- “Yes, yes, I’ve had my share of speeding tickets. Did I tell you about the time my kids were in the car?”
- “Construction zones are everywhere! How can we NOT miss an orange barrel—or two—or three!”
For some of us, self-driving cars can’t get here soon enough. I’m sure some have even asked God to make them a priority on His divine to-do list. But seriously, after sharing a giggle from behind the wheel, I nod in understanding at the number of us who have found ourselves hurrying through life’s orange barrels and cones. Too many times we’ve gone too fast. Too many times we’ve focused on all the wrong things while navigating lives under construction.

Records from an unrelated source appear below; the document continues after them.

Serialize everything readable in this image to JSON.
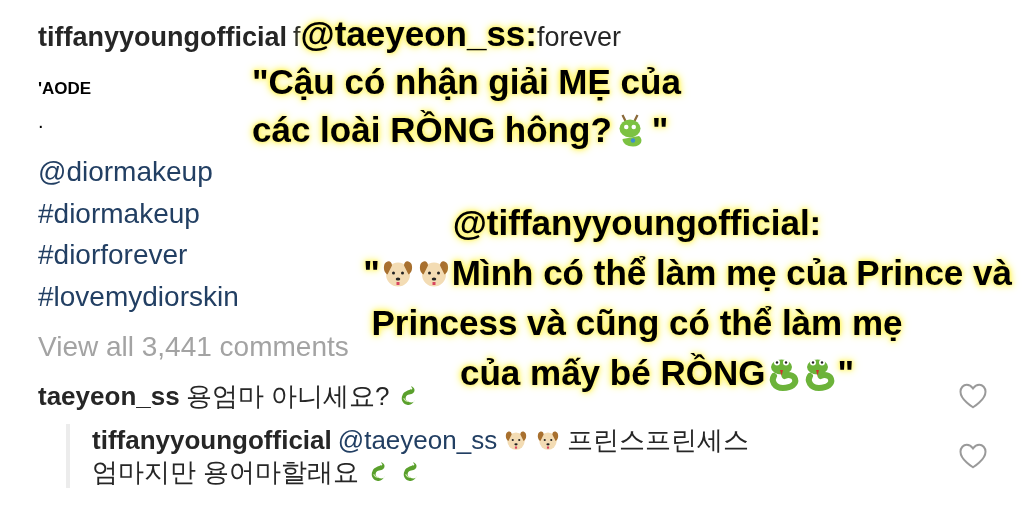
{
  "post": {
    "username": "tiffanyyoungofficial",
    "caption_start": "f",
    "caption_end": "forever",
    "lines": [
      "'AODE",
      "."
    ],
    "tags": [
      "@diormakeup",
      "#diormakeup",
      "#diorforever",
      "#lovemydiorskin"
    ]
  },
  "view_all": "View all 3,441 comments",
  "comments": [
    {
      "username": "taeyeon_ss",
      "text": "용엄마 아니세요?",
      "liked": false,
      "replies": [
        {
          "username": "tiffanyyoungofficial",
          "mention": "@taeyeon_ss",
          "text_1": "프린스프린세스",
          "text_2": "엄마지만 용어마할래요",
          "liked": false
        }
      ]
    }
  ],
  "overlay": {
    "heading_1": "@taeyeon_ss:",
    "lines_1": [
      [
        "\"Cậu có nhận giải MẸ của"
      ],
      [
        "các loài RỒNG hông? ",
        "\""
      ]
    ],
    "heading_2": "@tiffanyyoungofficial:",
    "lines_2": [
      [
        "\"",
        "Mình có thể làm mẹ của Prince và"
      ],
      [
        "Princess và cũng có thể làm mẹ"
      ],
      [
        "của mấy bé RỒNG",
        "\""
      ]
    ]
  }
}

I work with a financial advisor. I used to pride myself on the number of things I could do at one time: answer the phone, take notes, check account balances, the list goes on. And then I’d hear myself saying, “I’m sorry. What did you say?” Too busy taking notes, letting my mind speed through a list of tasks on my desk, I focused on everything but the client on the other end of the line, and in doing so, I missed a comment, a request, the very reason for the call.
One reader recounted getting ready for a large family gathering, having more than one Pinterest-moment, making sure everything was perfect for the festivities. The day was beautiful, but looking back, she added, “Honestly, I was so focused on table decorations, the BBQ sauce, seating arrangements, weather conditions (which I couldn’t control!), games for the kids, bickering cousins, and pants that didn’t fit that I really missed more that I care to admit…”
We’re moms and often we really just want everything to be perfect, knowing in the heart of our hearts, life’s not perfect. A part of me fears that settling for imperfection will lead to the unacceptable, some sub-standard level of performance that will highlight character flaws and a disconnection from all things motherly. It won’t.
I’ve always made sure my sons knew that being their best wasn’t having to be the best. My boys were gainfully employed with their own medical, dental and 401(k) before I understood that the same applied to their mother.
Here begins another school year. I pray that we all might find delightful ways to be our best without the pressure of having to be the best, that we might find a way to slow while weaving through life’s construction zones, that we might delight in what is, not what has to be, should be, or could be.
“Trust in the Lord with all your heart and lean not on your own understanding; in all your ways acknowledge him, and he will make your paths straight.”